--- Exercise directions ---
Apart from the images, reproduce all of the data word for word.

————————

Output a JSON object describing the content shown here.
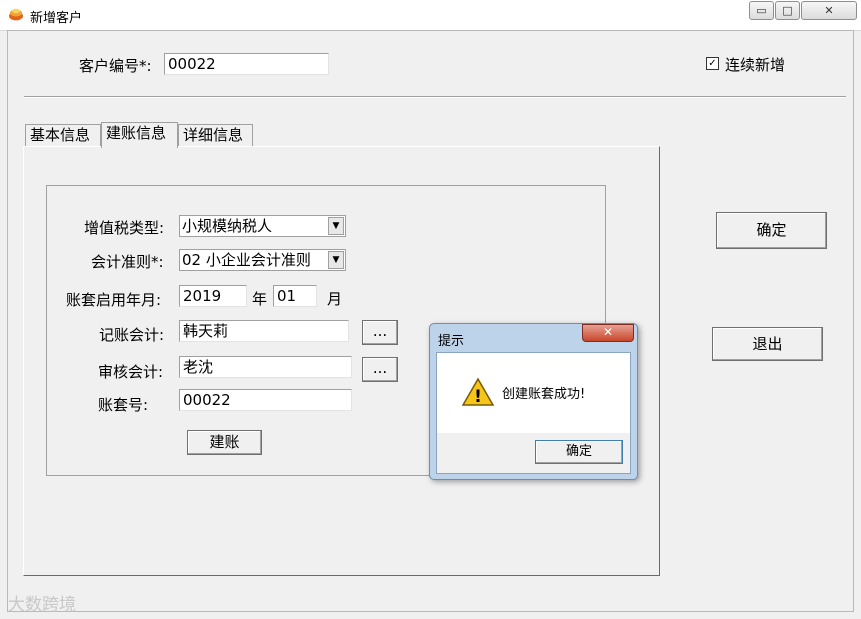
{
  "window": {
    "title": "新增客户",
    "controls": {
      "minimize": "▭",
      "maximize": "□",
      "close": "✕"
    }
  },
  "header": {
    "customer_code_label": "客户编号*:",
    "customer_code_value": "00022",
    "continuous_add_label": "连续新增",
    "continuous_add_checked": true,
    "check_mark": "✓"
  },
  "tabs": [
    {
      "label": "基本信息",
      "active": false
    },
    {
      "label": "建账信息",
      "active": true
    },
    {
      "label": "详细信息",
      "active": false
    }
  ],
  "form": {
    "vat_type_label": "增值税类型:",
    "vat_type_value": "小规模纳税人",
    "accounting_standard_label": "会计准则*:",
    "accounting_standard_value": "02 小企业会计准则",
    "start_date_label": "账套启用年月:",
    "year_value": "2019",
    "year_unit": "年",
    "month_value": "01",
    "month_unit": "月",
    "bookkeeper_label": "记账会计:",
    "bookkeeper_value": "韩天莉",
    "auditor_label": "审核会计:",
    "auditor_value": "老沈",
    "account_set_label": "账套号:",
    "account_set_value": "00022",
    "browse_label": "...",
    "create_button": "建账"
  },
  "side_buttons": {
    "confirm": "确定",
    "exit": "退出"
  },
  "dialog": {
    "title": "提示",
    "message": "创建账套成功!",
    "ok": "确定",
    "close": "✕",
    "warning_glyph": "!"
  },
  "watermark": "大数跨境",
  "icons": {
    "app": "app-logo-icon",
    "dropdown": "chevron-down-icon",
    "warning": "warning-icon"
  }
}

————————

--- Result ---
Output a JSON object describing the content shown here.
{
  "window": {
    "title": "新增客户",
    "controls": {
      "minimize": "▭",
      "maximize": "□",
      "close": "✕"
    }
  },
  "header": {
    "customer_code_label": "客户编号*:",
    "customer_code_value": "00022",
    "continuous_add_label": "连续新增",
    "continuous_add_checked": true,
    "check_mark": "✓"
  },
  "tabs": [
    {
      "label": "基本信息",
      "active": false
    },
    {
      "label": "建账信息",
      "active": true
    },
    {
      "label": "详细信息",
      "active": false
    }
  ],
  "form": {
    "vat_type_label": "增值税类型:",
    "vat_type_value": "小规模纳税人",
    "accounting_standard_label": "会计准则*:",
    "accounting_standard_value": "02 小企业会计准则",
    "start_date_label": "账套启用年月:",
    "year_value": "2019",
    "year_unit": "年",
    "month_value": "01",
    "month_unit": "月",
    "bookkeeper_label": "记账会计:",
    "bookkeeper_value": "韩天莉",
    "auditor_label": "审核会计:",
    "auditor_value": "老沈",
    "account_set_label": "账套号:",
    "account_set_value": "00022",
    "browse_label": "...",
    "create_button": "建账"
  },
  "side_buttons": {
    "confirm": "确定",
    "exit": "退出"
  },
  "dialog": {
    "title": "提示",
    "message": "创建账套成功!",
    "ok": "确定",
    "close": "✕",
    "warning_glyph": "!"
  },
  "watermark": "大数跨境",
  "icons": {
    "app": "app-logo-icon",
    "dropdown": "chevron-down-icon",
    "warning": "warning-icon"
  }
}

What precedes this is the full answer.